Segment Start: EXTRACTED ENTRIES

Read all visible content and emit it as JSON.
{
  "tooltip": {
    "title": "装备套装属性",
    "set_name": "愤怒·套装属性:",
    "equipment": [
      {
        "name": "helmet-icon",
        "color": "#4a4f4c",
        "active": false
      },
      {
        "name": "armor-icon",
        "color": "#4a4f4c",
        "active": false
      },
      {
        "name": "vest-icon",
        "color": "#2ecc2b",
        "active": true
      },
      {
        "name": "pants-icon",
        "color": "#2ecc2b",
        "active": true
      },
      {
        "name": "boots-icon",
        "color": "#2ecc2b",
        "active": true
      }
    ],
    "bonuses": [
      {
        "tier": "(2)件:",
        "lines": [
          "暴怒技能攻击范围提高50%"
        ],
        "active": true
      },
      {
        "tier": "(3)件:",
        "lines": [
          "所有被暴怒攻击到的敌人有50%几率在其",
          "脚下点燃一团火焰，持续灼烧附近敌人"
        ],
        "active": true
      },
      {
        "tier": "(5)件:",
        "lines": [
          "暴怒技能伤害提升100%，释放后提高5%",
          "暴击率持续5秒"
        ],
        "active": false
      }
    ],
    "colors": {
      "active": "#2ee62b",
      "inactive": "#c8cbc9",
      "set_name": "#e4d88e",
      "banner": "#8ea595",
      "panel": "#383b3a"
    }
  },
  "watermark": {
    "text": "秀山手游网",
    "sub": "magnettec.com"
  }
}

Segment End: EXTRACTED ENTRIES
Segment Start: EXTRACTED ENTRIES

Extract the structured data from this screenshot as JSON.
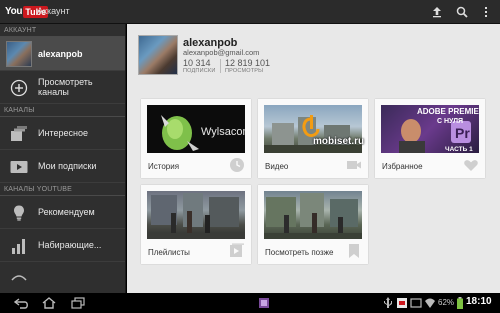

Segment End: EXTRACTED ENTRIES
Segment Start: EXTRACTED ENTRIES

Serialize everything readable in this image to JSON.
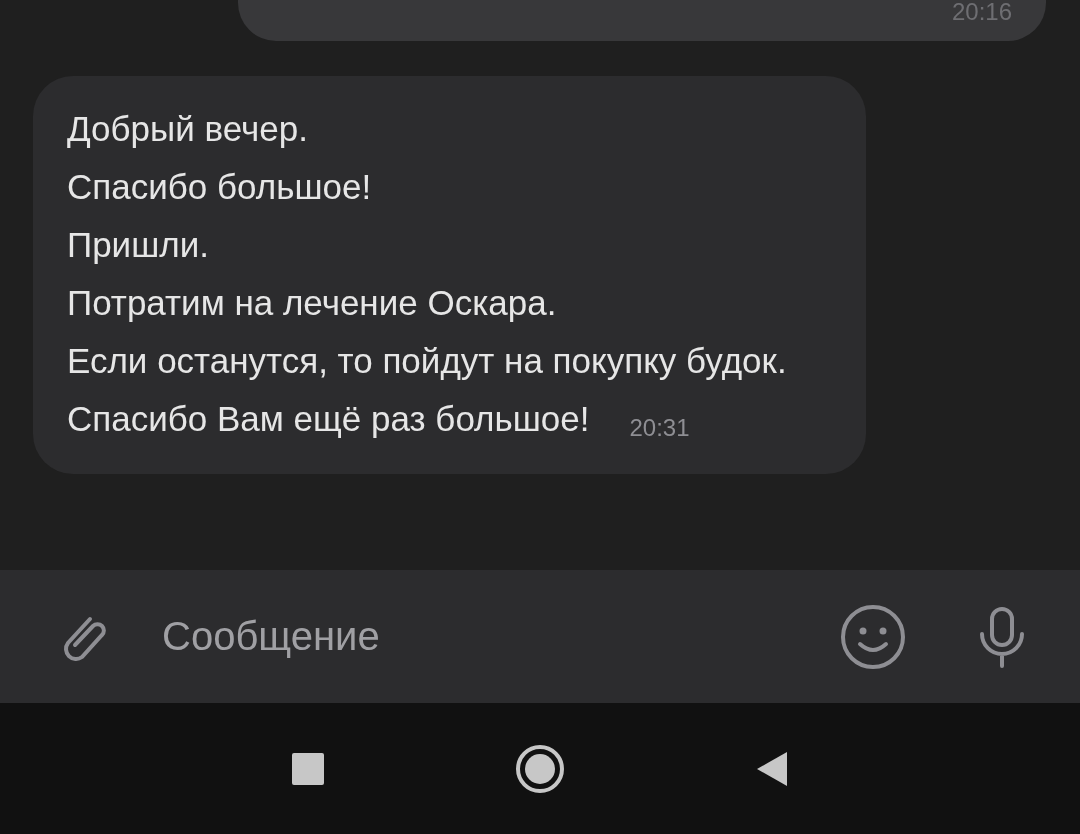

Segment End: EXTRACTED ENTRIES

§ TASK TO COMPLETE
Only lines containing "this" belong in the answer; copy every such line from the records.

§ ANSWER SPACE
Extract the structured data from this screenshot as JSON.
Serialize everything readable in this image to JSON.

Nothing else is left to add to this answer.